So there you have it. 5 Simple to implement uses for Baking Soda that I hope you give a try. In many cases Baking Soda will clean 10 times better than many commercial products but most importantly you will be reducing the amount of toxins you bring in to your home. It's a hard battle but well worth it.
Other uses:Shampoo booster
Kitchen sink scrub
Taking the sting out of a bug bite when mixed into a paste.
Friday, June 15, 2012
It has rained nearly everyday now--I love and appreciate not having to turn the sprinklers on for the garden. Working that pump just a little less, saving energy and money!
A previous idea of putting the (rain) barrel by the garden for large scale worm tea turned out to be not a good idea....So I'm moving it to the front of the house--where there's a gutter--to collect all this rain!
40% chance today. Happy about that.
Picking okra and eggplant daily now. I'm really happy about how the eggplant are growing. Last year we grew them using 5 gallon buckets as a self-watering system. It gave us plenty of eggplant BUT the plants themselves were restricted....growing them in the ground has given them ample space to branch out. The plants are good and big, so much so, that with the rain we've been having they've been staked up to keep them from falling over and keeping the fruit off of the ground.
Frying eggplant for Father's Day:) Yum!
I'm picking tomatoes while green and letting them ripen on the counter. Some of the tomatoes are bursting open from so much water--rain. What I've learned is to take my chances with the frosts and start seeds in January. With tomatoes AND cukes. We didn't get any where near the amount of cukes we've harvested in previous years--it was pitiful--and the only difference was in previous years I was on it, had seeds starting in the closet underneath a light when it was still "winter"...this year I wanted to play it safe with these heirloom seeds---lesson learned!
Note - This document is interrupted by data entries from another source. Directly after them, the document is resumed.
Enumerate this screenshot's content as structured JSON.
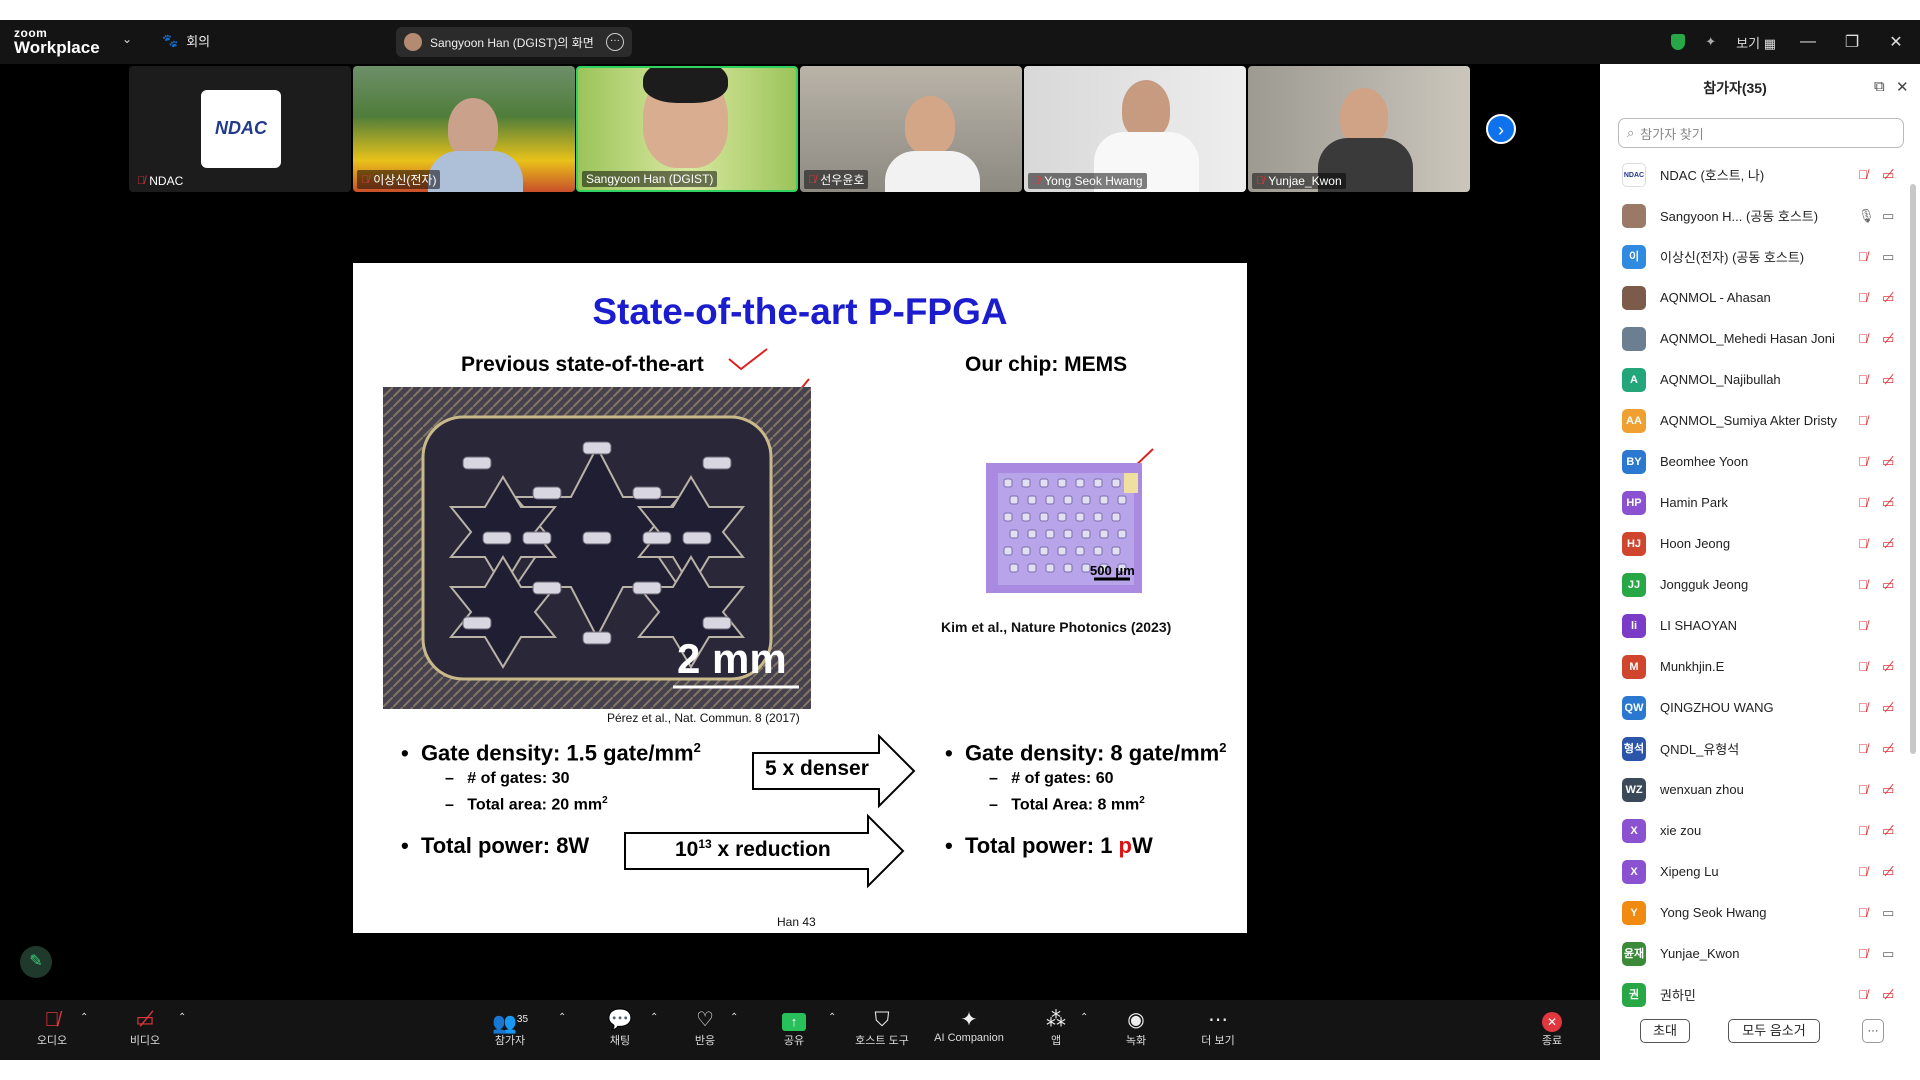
{
  "app": {
    "logo_top": "zoom",
    "logo_bottom": "Workplace",
    "meeting_label": "회의",
    "share_pill": "Sangyoon Han (DGIST)의 화면",
    "view_label": "보기",
    "accent": "#0e72ed"
  },
  "gallery": [
    {
      "name": "NDAC",
      "mic": "off"
    },
    {
      "name": "이상신(전자)",
      "mic": "off"
    },
    {
      "name": "Sangyoon Han (DGIST)",
      "mic": "on",
      "active": true
    },
    {
      "name": "선우윤호",
      "mic": "off"
    },
    {
      "name": "Yong Seok Hwang",
      "mic": "off"
    },
    {
      "name": "Yunjae_Kwon",
      "mic": "off"
    }
  ],
  "ndac_logo": "NDAC",
  "slide": {
    "title": "State-of-the-art P-FPGA",
    "left_heading": "Previous state-of-the-art",
    "right_heading": "Our chip: MEMS",
    "scale_left": "2 mm",
    "cite_left": "Pérez et al., Nat. Commun. 8 (2017)",
    "scale_right": "500 μm",
    "cite_right": "Kim et al., Nature Photonics (2023)",
    "left_bullets": {
      "gate_density": "Gate density: 1.5 gate/mm",
      "num_gates": "# of gates: 30",
      "total_area": "Total area: 20 mm",
      "total_power": "Total power: 8W"
    },
    "right_bullets": {
      "gate_density": "Gate density: 8 gate/mm",
      "num_gates": "# of gates: 60",
      "total_area": "Total Area:  8 mm",
      "total_power_prefix": "Total power: 1 ",
      "total_power_unit_red": "p",
      "total_power_unit": "W"
    },
    "superscript_2": "2",
    "arrow1": "5 x denser",
    "arrow2_base": "10",
    "arrow2_exp": "13",
    "arrow2_rest": " x reduction",
    "page_num": "Han 43"
  },
  "panel": {
    "title": "참가자(35)",
    "search_placeholder": "참가자 찾기",
    "participants": [
      {
        "name": "NDAC (호스트, 나)",
        "initials": "",
        "color": "#ffffff",
        "mic": "off",
        "cam": "off"
      },
      {
        "name": "Sangyoon H...  (공동 호스트)",
        "initials": "",
        "color": "#9a7a66",
        "mic": "on",
        "cam": "on"
      },
      {
        "name": "이상신(전자) (공동 호스트)",
        "initials": "이",
        "color": "#2f8ae0",
        "mic": "off",
        "cam": "on"
      },
      {
        "name": "AQNMOL - Ahasan",
        "initials": "",
        "color": "#7d5b4a",
        "mic": "off",
        "cam": "off"
      },
      {
        "name": "AQNMOL_Mehedi Hasan Joni",
        "initials": "",
        "color": "#6b7f90",
        "mic": "off",
        "cam": "off"
      },
      {
        "name": "AQNMOL_Najibullah",
        "initials": "A",
        "color": "#22a67a",
        "mic": "off",
        "cam": "off"
      },
      {
        "name": "AQNMOL_Sumiya Akter Dristy",
        "initials": "AA",
        "color": "#f0a030",
        "mic": "off",
        "cam": ""
      },
      {
        "name": "Beomhee Yoon",
        "initials": "BY",
        "color": "#2a78d0",
        "mic": "off",
        "cam": "off"
      },
      {
        "name": "Hamin Park",
        "initials": "HP",
        "color": "#8a52d0",
        "mic": "off",
        "cam": "off"
      },
      {
        "name": "Hoon Jeong",
        "initials": "HJ",
        "color": "#d0452e",
        "mic": "off",
        "cam": "off"
      },
      {
        "name": "Jongguk Jeong",
        "initials": "JJ",
        "color": "#27a745",
        "mic": "off",
        "cam": "off"
      },
      {
        "name": "LI SHAOYAN",
        "initials": "li",
        "color": "#7b3cc7",
        "mic": "off",
        "cam": ""
      },
      {
        "name": "Munkhjin.E",
        "initials": "M",
        "color": "#d0452e",
        "mic": "off",
        "cam": "off"
      },
      {
        "name": "QINGZHOU WANG",
        "initials": "QW",
        "color": "#2a78d0",
        "mic": "off",
        "cam": "off"
      },
      {
        "name": "QNDL_유형석",
        "initials": "형석",
        "color": "#2a55a8",
        "mic": "off",
        "cam": "off"
      },
      {
        "name": "wenxuan zhou",
        "initials": "WZ",
        "color": "#3a4a5a",
        "mic": "off",
        "cam": "off"
      },
      {
        "name": "xie zou",
        "initials": "X",
        "color": "#8a52d0",
        "mic": "off",
        "cam": "off"
      },
      {
        "name": "Xipeng Lu",
        "initials": "X",
        "color": "#8a52d0",
        "mic": "off",
        "cam": "off"
      },
      {
        "name": "Yong Seok Hwang",
        "initials": "Y",
        "color": "#f08a10",
        "mic": "off",
        "cam": "on"
      },
      {
        "name": "Yunjae_Kwon",
        "initials": "윤재",
        "color": "#3a8a3a",
        "mic": "off",
        "cam": "on"
      },
      {
        "name": "권하민",
        "initials": "권",
        "color": "#27a745",
        "mic": "off",
        "cam": "off"
      }
    ],
    "invite_label": "초대",
    "mute_all_label": "모두 음소거",
    "more_label": "···"
  },
  "toolbar": {
    "audio": "오디오",
    "video": "비디오",
    "participants": "참가자",
    "participants_count": "35",
    "chat": "채팅",
    "react": "반응",
    "share": "공유",
    "host_tools": "호스트 도구",
    "ai": "AI Companion",
    "apps": "앱",
    "record": "녹화",
    "more": "더 보기",
    "end": "종료"
  }
}
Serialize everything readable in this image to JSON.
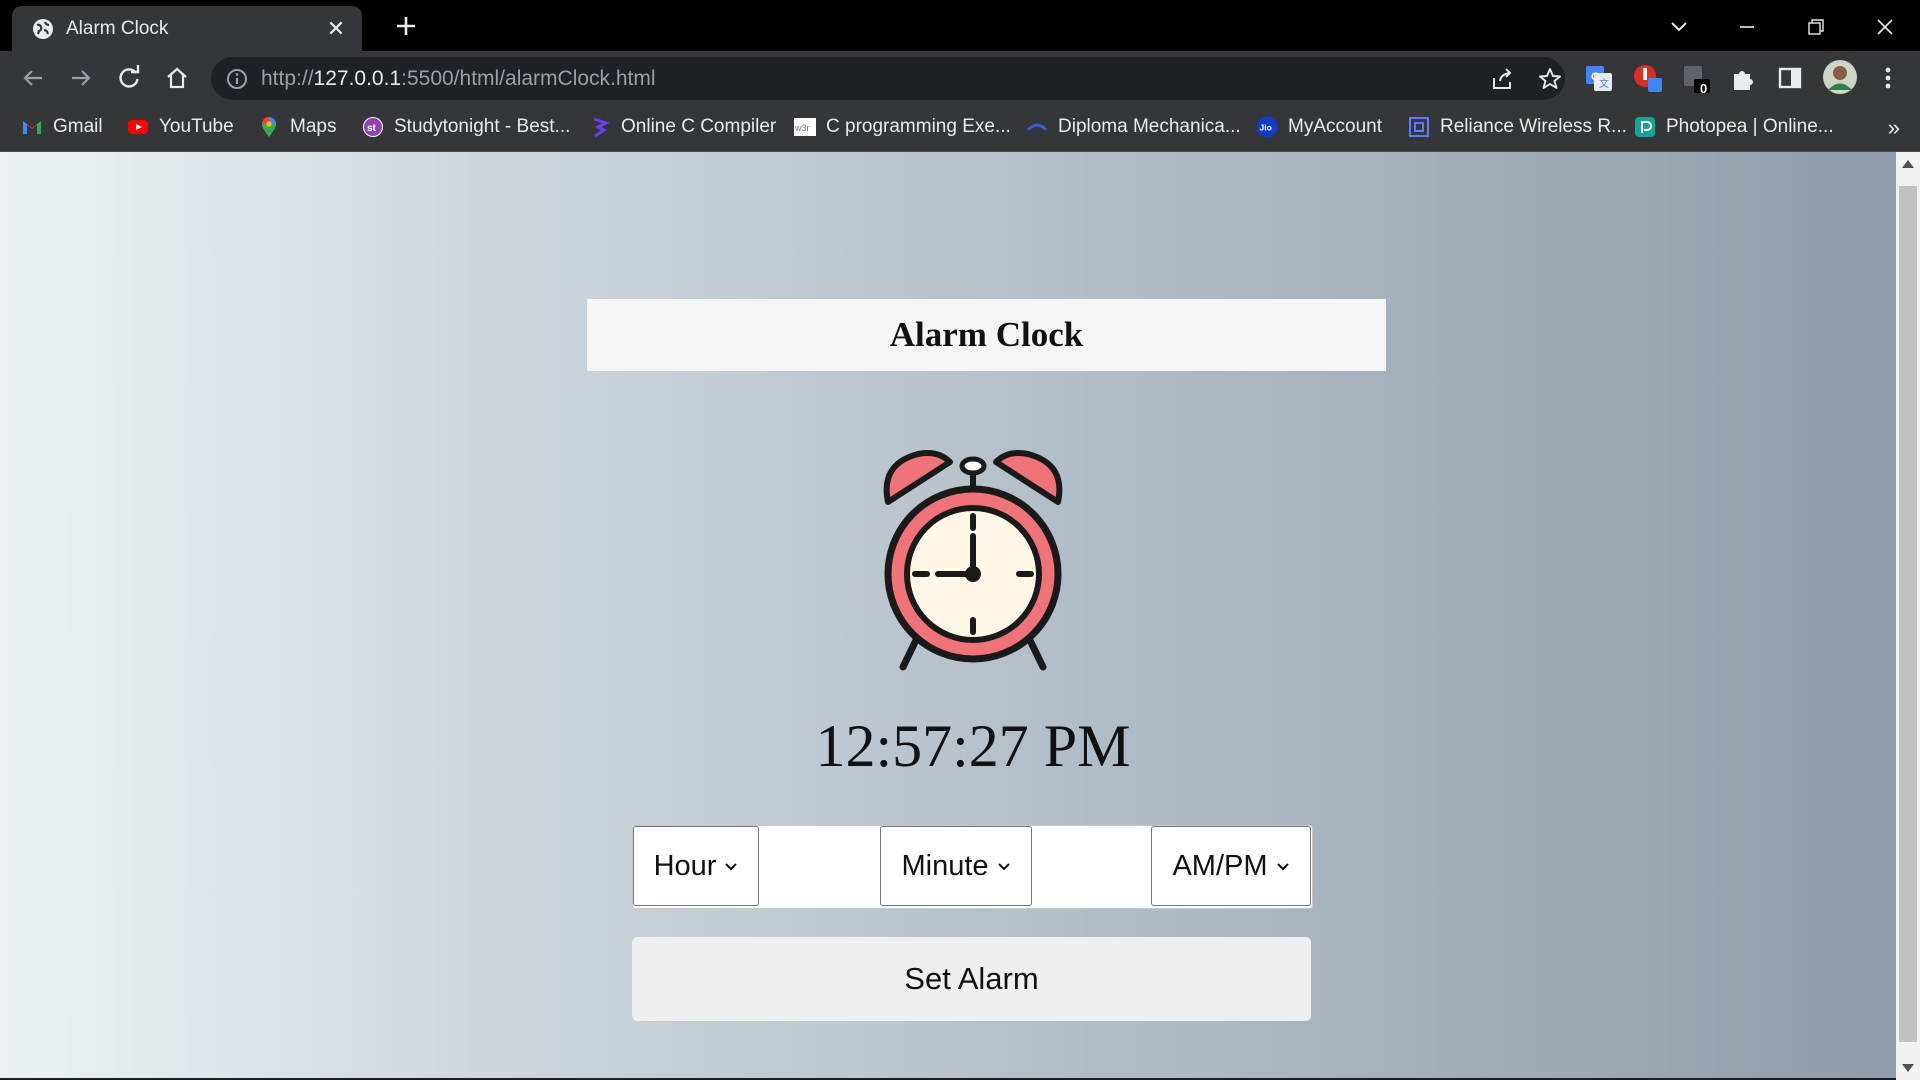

There's a large section that was recently tilled--We're going to plant legumes a'plenty...More black eyes, green beans and even some limas.
I've got 4 blueberry bushes that have been seriously cut back. I'm researching the appropriate soil for them to determine where they should be planted. I'd love to have at least one side of the garden lined with berry bushes. Still have plans for a small orchard one day.
It's easy to get distracted most of the time. There are so many small plans that are had to lead up to, or in making up, the master plan: To be self-sustained. I figure if we can tackle as many small things as possible eventually we'll get there....But there are also other things to take care of.
Self-sustainability and frugality go hand in hand. Much of the problems we face financially as a society are caused from people living essentially beyond their means. Wanting "things" causes the most suffering, I've discovered. But my wanting a wholesome life for my kids overrides that. I ache for them to appreciate the little things and not to take anything for granted. Sometimes I feel like I'm failing--but other times I feel so hopeful that they're "getting it".
Sometimes I worry that by us moving out here, we've solidified a future of solitude. But that can't be. If anything we've moved to a place that could become a haven for other's. A place to go to for a smile and maybe even a full belly. Possibly?
Really all I know is I want to learn to feel the seasons change on my skin and to teach my kids that working with the earth, trusting in her to provide by offering our humble sweat is the best start for any lifetime full of gratitude and appreciation. That slowing down provides more time to see and appreciate all of the beauty. I don't want them to be afraid of work--I want them to jump in, get dirty and get stuff done.
Here's to the journey!